**Work instruction**
If an entry includes an image, drop the image and copy the rest verbatim.

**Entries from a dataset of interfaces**

-*-*-

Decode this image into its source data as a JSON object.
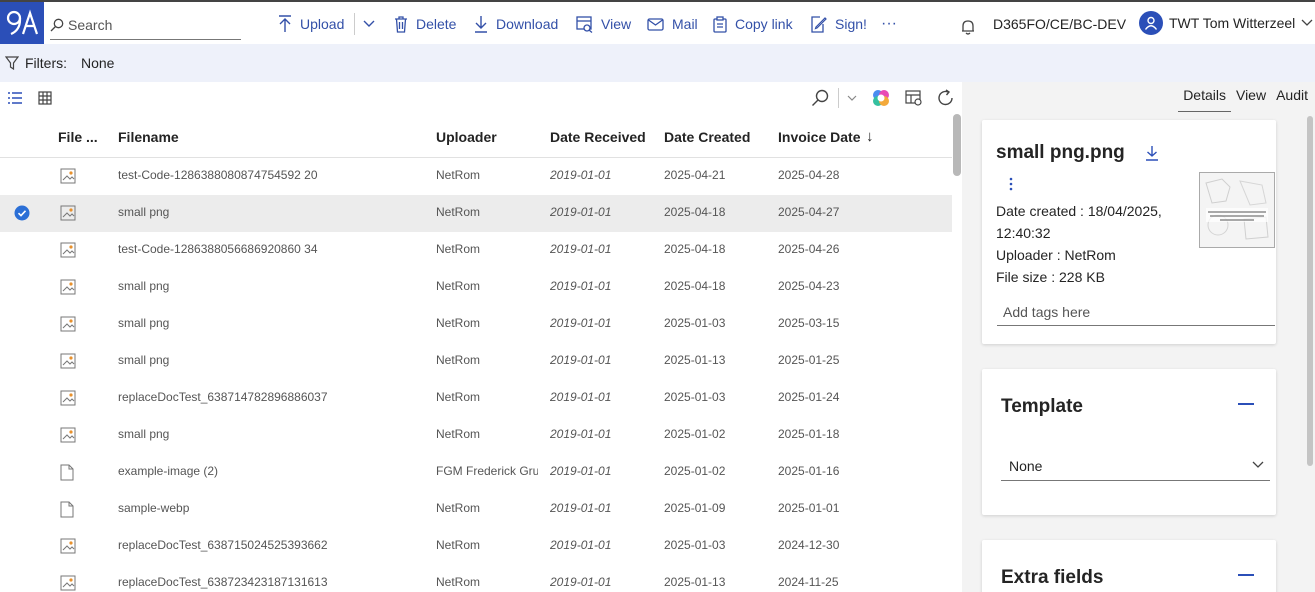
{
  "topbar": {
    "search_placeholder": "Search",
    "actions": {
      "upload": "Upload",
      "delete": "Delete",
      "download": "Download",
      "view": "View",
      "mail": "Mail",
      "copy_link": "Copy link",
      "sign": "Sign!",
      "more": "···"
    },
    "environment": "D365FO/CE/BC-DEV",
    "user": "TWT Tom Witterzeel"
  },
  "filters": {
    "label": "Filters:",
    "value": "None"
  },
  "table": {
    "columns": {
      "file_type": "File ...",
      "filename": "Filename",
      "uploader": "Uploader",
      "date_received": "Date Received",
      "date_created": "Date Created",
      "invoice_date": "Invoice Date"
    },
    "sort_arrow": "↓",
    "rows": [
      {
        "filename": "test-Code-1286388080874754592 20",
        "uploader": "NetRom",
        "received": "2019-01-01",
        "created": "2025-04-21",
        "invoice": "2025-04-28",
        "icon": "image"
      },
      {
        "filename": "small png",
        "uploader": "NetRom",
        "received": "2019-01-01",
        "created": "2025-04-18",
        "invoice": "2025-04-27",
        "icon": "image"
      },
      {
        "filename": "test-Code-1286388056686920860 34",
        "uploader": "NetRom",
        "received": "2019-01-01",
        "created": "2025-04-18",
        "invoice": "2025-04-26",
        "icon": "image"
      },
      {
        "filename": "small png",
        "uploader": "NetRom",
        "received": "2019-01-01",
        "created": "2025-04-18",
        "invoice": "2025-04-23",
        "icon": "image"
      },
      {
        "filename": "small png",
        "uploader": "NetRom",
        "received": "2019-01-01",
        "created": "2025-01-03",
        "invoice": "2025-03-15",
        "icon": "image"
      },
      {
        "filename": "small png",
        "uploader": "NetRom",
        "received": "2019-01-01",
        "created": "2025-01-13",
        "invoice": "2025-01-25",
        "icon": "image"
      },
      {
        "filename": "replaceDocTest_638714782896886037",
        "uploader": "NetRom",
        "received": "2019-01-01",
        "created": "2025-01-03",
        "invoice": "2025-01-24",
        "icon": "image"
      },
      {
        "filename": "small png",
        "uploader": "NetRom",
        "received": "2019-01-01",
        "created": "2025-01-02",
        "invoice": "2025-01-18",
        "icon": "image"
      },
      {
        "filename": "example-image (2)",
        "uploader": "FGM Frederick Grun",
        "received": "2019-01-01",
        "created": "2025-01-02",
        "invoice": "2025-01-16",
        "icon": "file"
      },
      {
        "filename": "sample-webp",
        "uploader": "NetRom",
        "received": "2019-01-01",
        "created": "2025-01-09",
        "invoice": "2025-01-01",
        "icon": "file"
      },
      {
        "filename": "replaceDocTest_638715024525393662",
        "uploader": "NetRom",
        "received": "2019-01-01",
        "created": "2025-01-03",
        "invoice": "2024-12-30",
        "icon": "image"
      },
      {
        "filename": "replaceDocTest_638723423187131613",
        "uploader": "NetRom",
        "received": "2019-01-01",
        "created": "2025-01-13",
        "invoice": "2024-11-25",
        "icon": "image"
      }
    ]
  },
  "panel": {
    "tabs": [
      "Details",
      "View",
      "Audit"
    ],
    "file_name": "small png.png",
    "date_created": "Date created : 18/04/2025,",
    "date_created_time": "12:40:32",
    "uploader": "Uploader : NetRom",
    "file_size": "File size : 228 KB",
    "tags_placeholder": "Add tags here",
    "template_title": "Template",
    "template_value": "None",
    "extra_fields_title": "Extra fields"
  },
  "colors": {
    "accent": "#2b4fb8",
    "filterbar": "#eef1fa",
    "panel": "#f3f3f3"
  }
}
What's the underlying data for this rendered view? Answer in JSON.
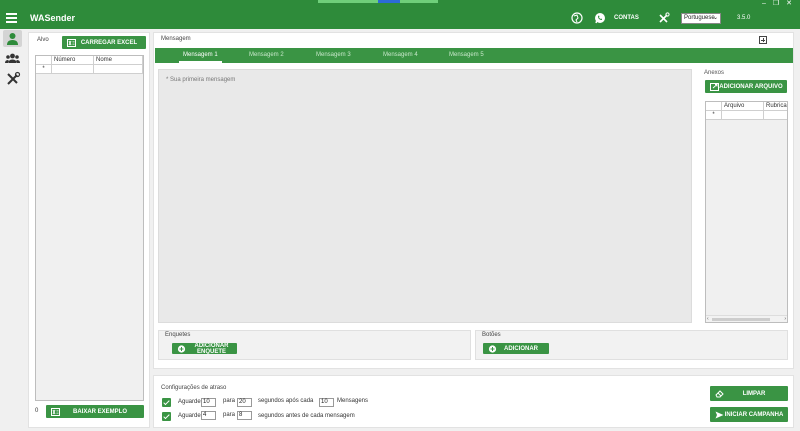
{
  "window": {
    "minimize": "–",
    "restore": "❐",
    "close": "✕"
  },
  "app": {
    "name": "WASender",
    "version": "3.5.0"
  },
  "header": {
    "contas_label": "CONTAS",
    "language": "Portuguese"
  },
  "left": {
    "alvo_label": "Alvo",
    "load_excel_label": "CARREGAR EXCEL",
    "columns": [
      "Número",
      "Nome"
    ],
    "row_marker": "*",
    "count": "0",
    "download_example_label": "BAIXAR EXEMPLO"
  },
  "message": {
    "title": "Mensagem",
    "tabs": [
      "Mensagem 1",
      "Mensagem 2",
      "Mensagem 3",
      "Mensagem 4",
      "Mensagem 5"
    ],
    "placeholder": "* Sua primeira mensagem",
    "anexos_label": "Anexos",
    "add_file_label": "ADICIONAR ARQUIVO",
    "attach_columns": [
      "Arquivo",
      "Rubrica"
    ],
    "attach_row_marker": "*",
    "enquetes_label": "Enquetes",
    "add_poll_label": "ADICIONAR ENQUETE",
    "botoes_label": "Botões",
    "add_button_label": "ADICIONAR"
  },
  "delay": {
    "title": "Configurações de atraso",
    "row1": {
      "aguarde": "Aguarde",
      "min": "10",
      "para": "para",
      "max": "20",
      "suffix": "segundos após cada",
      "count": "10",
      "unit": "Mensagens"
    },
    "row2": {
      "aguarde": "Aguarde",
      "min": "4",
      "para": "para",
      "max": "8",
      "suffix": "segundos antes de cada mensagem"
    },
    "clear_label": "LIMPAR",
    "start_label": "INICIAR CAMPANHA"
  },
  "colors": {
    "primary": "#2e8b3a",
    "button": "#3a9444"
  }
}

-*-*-

**Task output**
Decode this image into its source data as a JSON object.
{
  "topbar": {
    "search_placeholder": "Search",
    "actions": {
      "upload": "Upload",
      "delete": "Delete",
      "download": "Download",
      "view": "View",
      "mail": "Mail",
      "copy_link": "Copy link",
      "sign": "Sign!",
      "more": "···"
    },
    "environment": "D365FO/CE/BC-DEV",
    "user": "TWT Tom Witterzeel"
  },
  "filters": {
    "label": "Filters:",
    "value": "None"
  },
  "table": {
    "columns": {
      "file_type": "File ...",
      "filename": "Filename",
      "uploader": "Uploader",
      "date_received": "Date Received",
      "date_created": "Date Created",
      "invoice_date": "Invoice Date"
    },
    "sort_arrow": "↓",
    "rows": [
      {
        "filename": "test-Code-1286388080874754592 20",
        "uploader": "NetRom",
        "received": "2019-01-01",
        "created": "2025-04-21",
        "invoice": "2025-04-28",
        "icon": "image"
      },
      {
        "filename": "small png",
        "uploader": "NetRom",
        "received": "2019-01-01",
        "created": "2025-04-18",
        "invoice": "2025-04-27",
        "icon": "image"
      },
      {
        "filename": "test-Code-1286388056686920860 34",
        "uploader": "NetRom",
        "received": "2019-01-01",
        "created": "2025-04-18",
        "invoice": "2025-04-26",
        "icon": "image"
      },
      {
        "filename": "small png",
        "uploader": "NetRom",
        "received": "2019-01-01",
        "created": "2025-04-18",
        "invoice": "2025-04-23",
        "icon": "image"
      },
      {
        "filename": "small png",
        "uploader": "NetRom",
        "received": "2019-01-01",
        "created": "2025-01-03",
        "invoice": "2025-03-15",
        "icon": "image"
      },
      {
        "filename": "small png",
        "uploader": "NetRom",
        "received": "2019-01-01",
        "created": "2025-01-13",
        "invoice": "2025-01-25",
        "icon": "image"
      },
      {
        "filename": "replaceDocTest_638714782896886037",
        "uploader": "NetRom",
        "received": "2019-01-01",
        "created": "2025-01-03",
        "invoice": "2025-01-24",
        "icon": "image"
      },
      {
        "filename": "small png",
        "uploader": "NetRom",
        "received": "2019-01-01",
        "created": "2025-01-02",
        "invoice": "2025-01-18",
        "icon": "image"
      },
      {
        "filename": "example-image (2)",
        "uploader": "FGM Frederick Grun",
        "received": "2019-01-01",
        "created": "2025-01-02",
        "invoice": "2025-01-16",
        "icon": "file"
      },
      {
        "filename": "sample-webp",
        "uploader": "NetRom",
        "received": "2019-01-01",
        "created": "2025-01-09",
        "invoice": "2025-01-01",
        "icon": "file"
      },
      {
        "filename": "replaceDocTest_638715024525393662",
        "uploader": "NetRom",
        "received": "2019-01-01",
        "created": "2025-01-03",
        "invoice": "2024-12-30",
        "icon": "image"
      },
      {
        "filename": "replaceDocTest_638723423187131613",
        "uploader": "NetRom",
        "received": "2019-01-01",
        "created": "2025-01-13",
        "invoice": "2024-11-25",
        "icon": "image"
      }
    ]
  },
  "panel": {
    "tabs": [
      "Details",
      "View",
      "Audit"
    ],
    "file_name": "small png.png",
    "date_created": "Date created : 18/04/2025,",
    "date_created_time": "12:40:32",
    "uploader": "Uploader : NetRom",
    "file_size": "File size : 228 KB",
    "tags_placeholder": "Add tags here",
    "template_title": "Template",
    "template_value": "None",
    "extra_fields_title": "Extra fields"
  },
  "colors": {
    "accent": "#2b4fb8",
    "filterbar": "#eef1fa",
    "panel": "#f3f3f3"
  }
}
What's the underlying data for this rendered view? Answer in JSON.
{
  "window": {
    "minimize": "–",
    "restore": "❐",
    "close": "✕"
  },
  "app": {
    "name": "WASender",
    "version": "3.5.0"
  },
  "header": {
    "contas_label": "CONTAS",
    "language": "Portuguese"
  },
  "left": {
    "alvo_label": "Alvo",
    "load_excel_label": "CARREGAR EXCEL",
    "columns": [
      "Número",
      "Nome"
    ],
    "row_marker": "*",
    "count": "0",
    "download_example_label": "BAIXAR EXEMPLO"
  },
  "message": {
    "title": "Mensagem",
    "tabs": [
      "Mensagem 1",
      "Mensagem 2",
      "Mensagem 3",
      "Mensagem 4",
      "Mensagem 5"
    ],
    "placeholder": "* Sua primeira mensagem",
    "anexos_label": "Anexos",
    "add_file_label": "ADICIONAR ARQUIVO",
    "attach_columns": [
      "Arquivo",
      "Rubrica"
    ],
    "attach_row_marker": "*",
    "enquetes_label": "Enquetes",
    "add_poll_label": "ADICIONAR ENQUETE",
    "botoes_label": "Botões",
    "add_button_label": "ADICIONAR"
  },
  "delay": {
    "title": "Configurações de atraso",
    "row1": {
      "aguarde": "Aguarde",
      "min": "10",
      "para": "para",
      "max": "20",
      "suffix": "segundos após cada",
      "count": "10",
      "unit": "Mensagens"
    },
    "row2": {
      "aguarde": "Aguarde",
      "min": "4",
      "para": "para",
      "max": "8",
      "suffix": "segundos antes de cada mensagem"
    },
    "clear_label": "LIMPAR",
    "start_label": "INICIAR CAMPANHA"
  },
  "colors": {
    "primary": "#2e8b3a",
    "button": "#3a9444"
  }
}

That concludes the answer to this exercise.